Thomas Wescott, 24, of Las Cruces, New Mexico, said he has been rejected by multiple employers due to a six-year-old conviction for marijuana possession. Today, he works at Sol Cannabis, the first cannabis consumption lounge in the state, which recently legalized recreational marijuana. Wescott and others like him are poised to benefit from a law that went into effect last year mandating automatic expungement of nonviolent cannabis-related offenses.
Proposed reforms to New Mexico’s juvenile sentencing rules failed to become law for a second year in a row after the bill’s sponsors pulled it, saying the legislation had been amended “beyond recognition.”
Michael Brown is one of dozens of people in New Mexico who received what juvenile justice reformists call “de-facto life sentences” — sentences so long they will likely never be released — for crimes committed as minors.

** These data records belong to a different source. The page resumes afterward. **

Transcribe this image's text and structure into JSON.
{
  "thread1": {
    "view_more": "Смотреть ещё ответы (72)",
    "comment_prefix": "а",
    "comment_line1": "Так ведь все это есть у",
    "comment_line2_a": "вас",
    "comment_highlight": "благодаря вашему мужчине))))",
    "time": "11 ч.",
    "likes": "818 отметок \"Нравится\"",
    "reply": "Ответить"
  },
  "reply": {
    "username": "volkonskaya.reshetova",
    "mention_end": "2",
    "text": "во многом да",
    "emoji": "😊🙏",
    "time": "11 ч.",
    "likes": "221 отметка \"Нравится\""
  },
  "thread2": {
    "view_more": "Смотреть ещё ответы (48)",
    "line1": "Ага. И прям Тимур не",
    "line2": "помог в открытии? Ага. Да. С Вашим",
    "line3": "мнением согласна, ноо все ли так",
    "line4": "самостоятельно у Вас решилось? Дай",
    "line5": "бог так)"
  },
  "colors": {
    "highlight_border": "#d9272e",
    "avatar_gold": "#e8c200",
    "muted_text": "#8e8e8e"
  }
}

He is a vocal supporter of youth sentencing reforms, part of a national movement to rehabilitate juvenile offenders and make them eligible for parole earlier.